LucidTalk and Ashcroft polls have tended to indicate higher support for Irish Unity than the UL and NILTS surveys (and the one-off result from the ARINS Project).
Overall, however, polling over this period does not indicate a general increase or decrease in support for Irish Unity.
Other types of analysis could look at this data in slightly different ways. The gap between support for remaining in the UK and support for reunification could be tracked, the don’t know/would not vote cohort could be removed from consideration, and so on.
However, while that might be interesting for anyone investigating the probability (or improbability) of a United Ireland happening any time soon, the claim being examined was specifically about public support for Irish Unity.
Sir Jeffrey Donaldson’s claim is, in fact, two claims:
- There is no evidence of growing support for Northern Ireland leaving the United Kingdom
- Every major poll points in the opposite direction
The evidence indicates that there is no clear trend, either way. The DUP leader’s first claim – “There is no evidence of growing support for Northern Ireland leaving the United Kingdom” – is accurate.
His second claim is not. There is no clear evidence that support for a united Ireland is shrinking.
There is also no clear evidence that support for remaining in the UK is growing, as can be seen from the polling results in the next section.
The full results of the polls considered are in the tabled below..
Only one poll shows a greater proportion of respondents in favour of Irish unity than remaining in the UK. However, the large proportion of undecided/won’t vote is sometimes larger than the gap between pro-unity and pro-union. The figures for those preferring to remain in the UK consistently hover around the 50% mark.
|Poll Conducted by||In favour of Irish Unity||Remain in the UK||Undecided/Won’t vote|

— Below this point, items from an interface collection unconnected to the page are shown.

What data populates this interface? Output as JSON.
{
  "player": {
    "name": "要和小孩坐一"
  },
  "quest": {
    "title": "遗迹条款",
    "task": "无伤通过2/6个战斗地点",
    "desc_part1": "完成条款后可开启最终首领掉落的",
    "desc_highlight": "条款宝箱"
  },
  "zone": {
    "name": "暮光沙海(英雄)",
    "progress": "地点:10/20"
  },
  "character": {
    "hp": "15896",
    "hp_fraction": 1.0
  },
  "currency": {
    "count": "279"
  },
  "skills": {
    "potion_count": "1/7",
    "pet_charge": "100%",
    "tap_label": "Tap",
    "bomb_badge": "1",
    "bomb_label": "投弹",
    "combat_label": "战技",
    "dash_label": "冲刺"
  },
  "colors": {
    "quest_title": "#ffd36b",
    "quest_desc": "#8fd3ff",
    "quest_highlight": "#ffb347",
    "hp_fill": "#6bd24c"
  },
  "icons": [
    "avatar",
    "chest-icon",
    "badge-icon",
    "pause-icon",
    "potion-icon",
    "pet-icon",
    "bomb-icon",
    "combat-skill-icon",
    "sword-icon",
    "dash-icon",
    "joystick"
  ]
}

|ARINS Project (December 2022)||27%||50%||23%|
|Lucid Talk (August 2022)||41%||48%||11%|
|Northern Ireland Life and Times survey (May 2022)||34%||48%||15%|
|University of Liverpool (April 2022)||31.9%||48.2%||19.8%|
|Lord Ashcroft (December 2021)||41%||49%||8%|
|University of Liverpool (October 2021)||29.8%||58.6%||11.6%|
|LucidTalk (August 2021)||42%||49%||9%|
|Northern Ireland Life and Times Survey (June 2021)||30%||53%||14%|
|LucidTalk (April 2020)||43%||49%||8%|
|LucidTalk/The Detail (February 2020)||45.4%||46.7%||7.8%|
|University of Liverpool (December 2019)||28.3%||53.5%||15.2%|
|Lord Ashcroft (Sept 2019)||46%||45%||9%|
|Lord Ashcroft (June 2018)||44%||49%||7%|
|Northern Ireland Life and Times Survey (June 2018)||22%||55%||22%|
|LucidTalk/YouGov/BBC (May 2018)||42.1%||45%||12.9%|
|LucidTalk (Nov 2017)||33.7%||55.4%||10.9%|